There is a tendency in us to find our jokes funnier, our stories more interesting, our days busier, and our pain and hurt more severe than those around us. So as a result, since we are the “life of the party,” its important that others make way for our schedules and listen to what we have to say.
We have to be reminded therefore, that we are not the center of the universe. God is! And since it’s not about us, but about Him, then humility should characterize our life. We should have the mind and attitude of Christ who gave himself up for us. Our lives should be one of self-sacrifice.
Paul wrote: Have this mind among yourselves, which is yours in Christ Jesus, who, though he was in the form of God, did not count equality with God a thing to be grasped, but emptied himself, by taking the form of a servant, being born in the likeness of men. And being found in human form, he humbled himself by becoming obedient to the point of death, even death on a cross (Phil. 2:5-8).
3. Ask “How ya doing?” and then listen!
When we ask how those around us how life is going for them, is it just chatter? I know many times asking “How are you?” can be a greeting in which we really do not expect an open and honest answer (Therefore, maybe we should come up with a different way of greeting others and save that question when we really desire a response).
As we do ask “How are you?” to others, however, are we ready to listen? And I mean really listen. I think we might be amazed at how many of those around us are just wanting to be heard. So listen to them. Be patient. Hear their stories.

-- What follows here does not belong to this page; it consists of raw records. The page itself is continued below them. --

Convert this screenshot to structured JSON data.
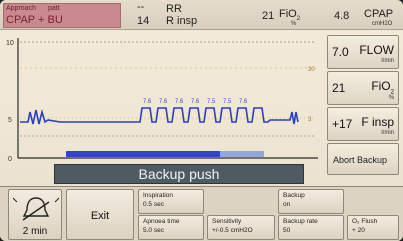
{
  "header": {
    "mode_line1a": "Approach",
    "mode_line1b": "patt",
    "mode_line2": "CPAP + BU",
    "rr_top": "--",
    "rr_label": "RR",
    "rr_value": "14",
    "rr_sub": "R insp",
    "fio2_value": "21",
    "fio2_label": "FiO",
    "fio2_sub": "2",
    "fio2_unit": "%",
    "cpap_value": "4.8",
    "cpap_label": "CPAP",
    "cpap_unit": "cmH2O"
  },
  "waveform": {
    "y_ticks": [
      "10",
      "5",
      "0"
    ],
    "peak_labels": [
      "7.6",
      "7.6",
      "7.6",
      "7.6",
      "7.5",
      "7.5",
      "7.6"
    ],
    "progress_fraction": 0.78
  },
  "banner": {
    "text": "Backup push"
  },
  "right_panel": [
    {
      "value": "7.0",
      "name": "FLOW",
      "unit": "l/min"
    },
    {
      "value": "21",
      "name": "FiO",
      "sub": "2",
      "unit": "%"
    },
    {
      "value": "+17",
      "name": "F insp",
      "unit": "l/min"
    },
    {
      "abort": "Abort Backup"
    }
  ],
  "bottom": {
    "alarm_time": "2 min",
    "exit_label": "Exit",
    "inspiration": {
      "line1": "Inspiration",
      "line2": "0.5  sec"
    },
    "apnoea": {
      "line1": "Apnoea time",
      "line2": "5.0  sec"
    },
    "sensitivity": {
      "line1": "Sensitivity",
      "line2": "+/-0.5  cmH2O"
    },
    "backup": {
      "line1": "Backup",
      "line2": "on"
    },
    "backup_rate": {
      "line1": "Backup rate",
      "line2": "50"
    },
    "o2_flush": {
      "line1": "O₂ Flush",
      "line2": "+ 20"
    }
  },
  "colors": {
    "waveform": "#2a3fc0",
    "banner": "#4f5b63",
    "mode": "#c98a8f"
  }
}
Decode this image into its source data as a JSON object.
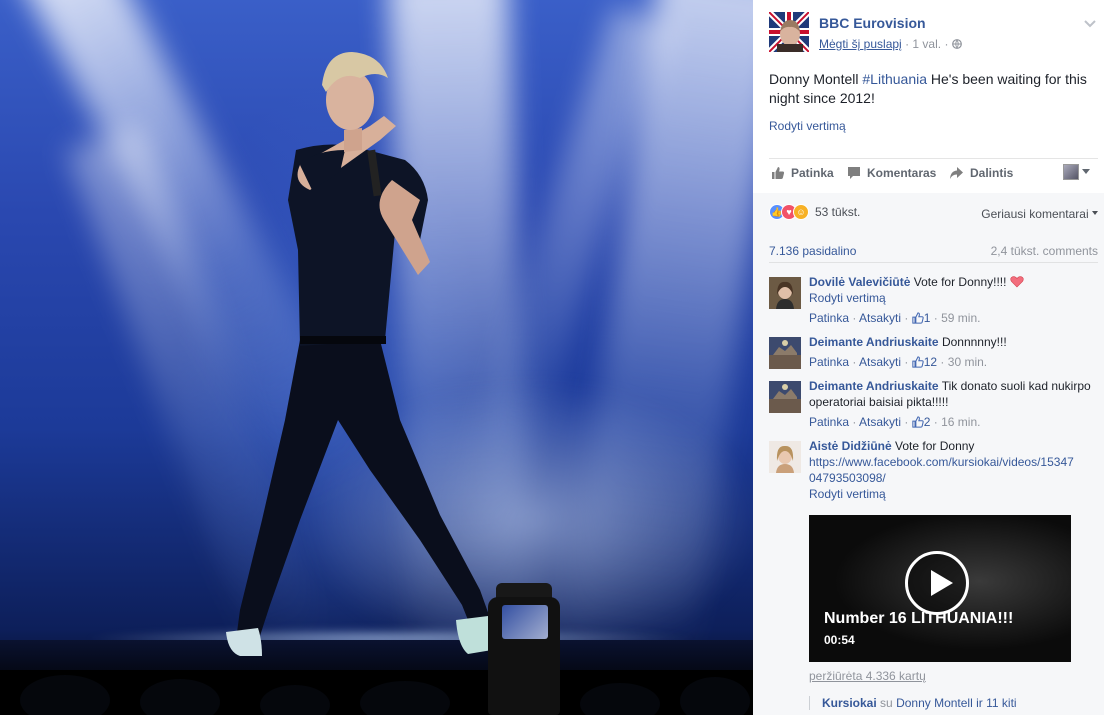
{
  "photo": {
    "description_icon": "concert-photo"
  },
  "post": {
    "page_name": "BBC Eurovision",
    "like_page": "Mėgti šį puslapį",
    "time": "1 val.",
    "text_prefix": "Donny Montell ",
    "hashtag": "#Lithuania",
    "text_suffix": " He's been waiting for this night since 2012!",
    "translate": "Rodyti vertimą"
  },
  "actions": {
    "like": "Patinka",
    "comment": "Komentaras",
    "share": "Dalintis"
  },
  "stats": {
    "reactions_count": "53 tūkst.",
    "top_comments": "Geriausi komentarai",
    "shares": "7.136 pasidalino",
    "comments_count": "2,4 tūkst. comments"
  },
  "comments": [
    {
      "author": "Dovilė Valevičiūtė",
      "text": "Vote for Donny!!!!",
      "translate": "Rodyti vertimą",
      "like": "Patinka",
      "reply": "Atsakyti",
      "likes": "1",
      "time": "59 min."
    },
    {
      "author": "Deimante Andriuskaite",
      "text": "Donnnnny!!!",
      "like": "Patinka",
      "reply": "Atsakyti",
      "likes": "12",
      "time": "30 min."
    },
    {
      "author": "Deimante Andriuskaite",
      "text": "Tik donato suoli kad nukirpo operatoriai baisiai pikta!!!!!",
      "like": "Patinka",
      "reply": "Atsakyti",
      "likes": "2",
      "time": "16 min."
    },
    {
      "author": "Aistė Didžiūnė",
      "text": "Vote for Donny",
      "link_line1": "https://www.facebook.com/kursiokai/videos/15347",
      "link_line2": "04793503098/",
      "translate": "Rodyti vertimą"
    }
  ],
  "video": {
    "title": "Number 16 LITHUANIA!!!",
    "duration": "00:54",
    "views": "peržiūrėta 4.336 kartų",
    "shared_by": "Kursiokai",
    "shared_with": "su",
    "shared_names": "Donny Montell",
    "shared_more": "ir 11 kiti"
  },
  "colors": {
    "link": "#365899",
    "text": "#1d2129",
    "muted": "#90949c"
  }
}
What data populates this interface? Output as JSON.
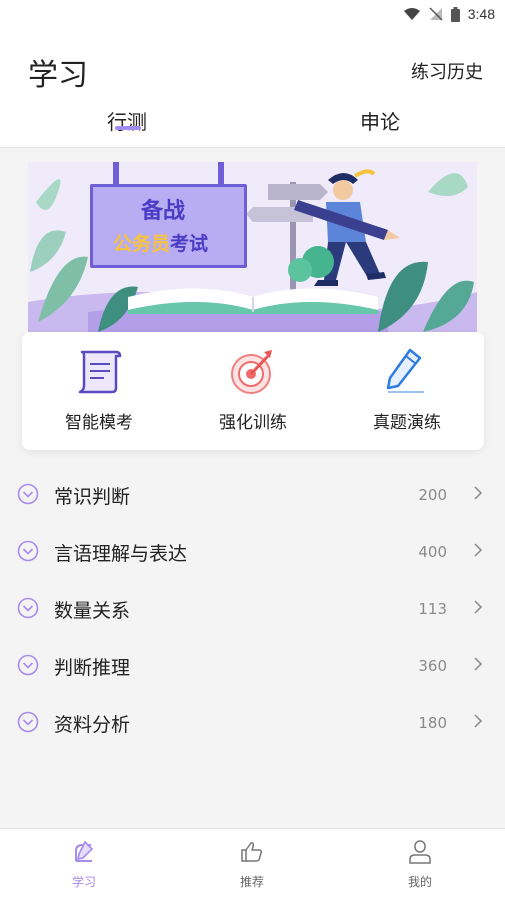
{
  "status_bar": {
    "time": "3:48"
  },
  "header": {
    "title": "学习",
    "history_label": "练习历史",
    "tabs": [
      {
        "label": "行测",
        "active": true
      },
      {
        "label": "申论",
        "active": false
      }
    ]
  },
  "banner": {
    "line1": "备战",
    "line2_accent": "公务员",
    "line2_rest": "考试"
  },
  "quick_actions": [
    {
      "label": "智能模考",
      "icon": "document-scroll-icon"
    },
    {
      "label": "强化训练",
      "icon": "target-arrow-icon"
    },
    {
      "label": "真题演练",
      "icon": "pencil-icon"
    }
  ],
  "categories": [
    {
      "name": "常识判断",
      "count": "200"
    },
    {
      "name": "言语理解与表达",
      "count": "400"
    },
    {
      "name": "数量关系",
      "count": "113"
    },
    {
      "name": "判断推理",
      "count": "360"
    },
    {
      "name": "资料分析",
      "count": "180"
    }
  ],
  "bottom_nav": [
    {
      "label": "学习",
      "icon": "study-icon",
      "active": true
    },
    {
      "label": "推荐",
      "icon": "thumbs-up-icon",
      "active": false
    },
    {
      "label": "我的",
      "icon": "profile-icon",
      "active": false
    }
  ],
  "colors": {
    "accent": "#a78bf0",
    "banner_purple": "#6f5fd6",
    "banner_yellow": "#f6c33b",
    "count_gray": "#8a8a8a"
  }
}
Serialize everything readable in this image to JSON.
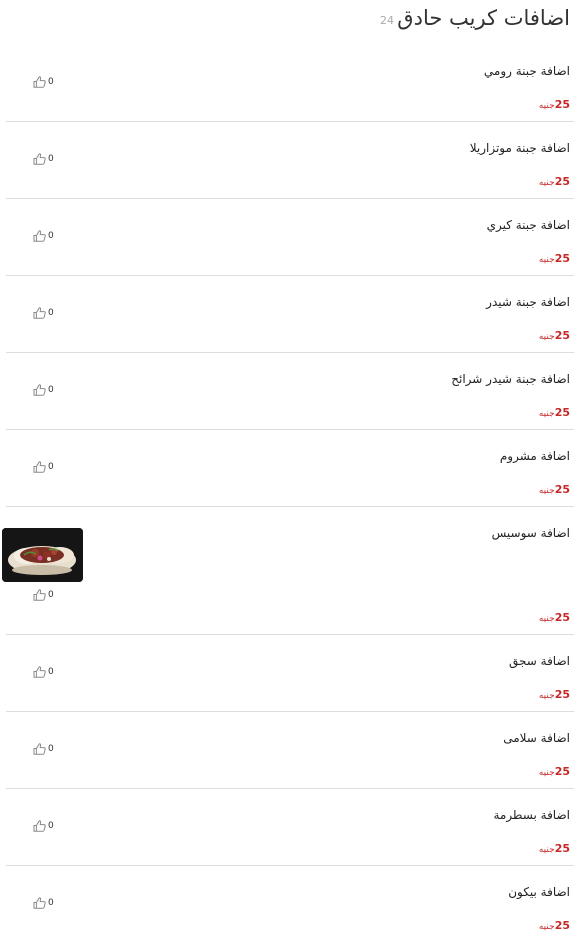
{
  "header": {
    "title": "اضافات كريب حادق",
    "count": "24"
  },
  "currency": "جنيه",
  "items": [
    {
      "name": "اضافة جبنة رومي",
      "price": "25",
      "likes": "0"
    },
    {
      "name": "اضافة جبنة موتزاريلا",
      "price": "25",
      "likes": "0"
    },
    {
      "name": "اضافة جبنة كيري",
      "price": "25",
      "likes": "0"
    },
    {
      "name": "اضافة جبنة شيدر",
      "price": "25",
      "likes": "0"
    },
    {
      "name": "اضافة جبنة شيدر شرائح",
      "price": "25",
      "likes": "0"
    },
    {
      "name": "اضافة مشروم",
      "price": "25",
      "likes": "0"
    },
    {
      "name": "اضافة سوسيس",
      "price": "25",
      "likes": "0",
      "has_image": true
    },
    {
      "name": "اضافة سجق",
      "price": "25",
      "likes": "0"
    },
    {
      "name": "اضافة سلامى",
      "price": "25",
      "likes": "0"
    },
    {
      "name": "اضافة بسطرمة",
      "price": "25",
      "likes": "0"
    },
    {
      "name": "اضافة بيكون",
      "price": "25",
      "likes": "0"
    }
  ],
  "icons": {
    "like": "thumbs-up-icon"
  },
  "colors": {
    "price": "#c62828",
    "divider": "#dedede"
  }
}
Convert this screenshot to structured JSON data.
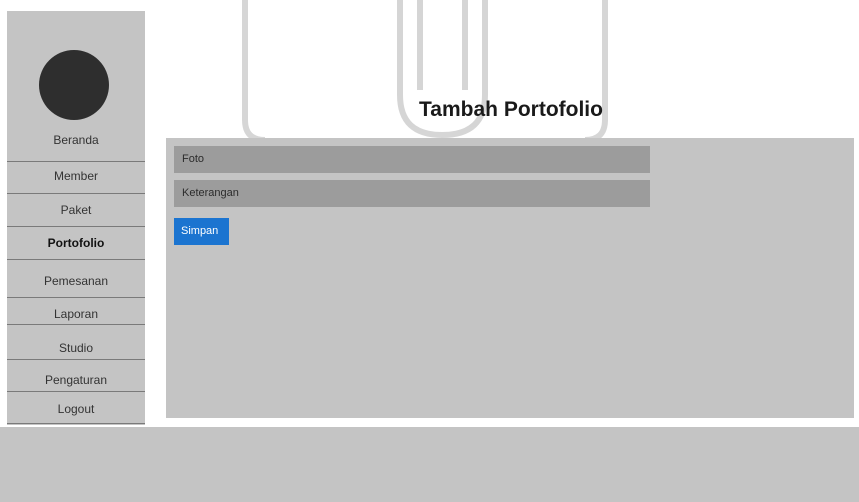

4. Be careful not to devalue the response of others.
Have you ever had a conversation with someone and were excited to tell them something that had happened to you only to have them say, “Oh yeah, I’ve done that!” or “Yea, that happens to me all the time”?
Or, maybe you are talking about some calamity (maybe how you broke your arm) only to hear someone say, “Oh yeah! You think that’s bad, you should hear what happened to me!”
You probably have not only encountered such interjections by others, but have done them yourself. Our fallenness always seems to want to one-up everyone else and when we do, we devalue not just their story, but them. It’s as if we are saying to them, “Your story or what has happened to you is not that big of deal…at least not compared to my life.”
5. Pray for others.
You cannot love others without praying them. If you are really interested and concerned for those around you, praying is one of the best things you can do for them. This is not a revolutionary idea. Nonetheless, it is vital. Plus, when you pray for others, you might discover that you want to know more about them so you can pray more specifically.
Do nothing from selfish ambition or conceit, but in humility count others more significant than yourselves. Let each of you look not only to his own interests, but also to the interests of others (Philippians 2:3-4).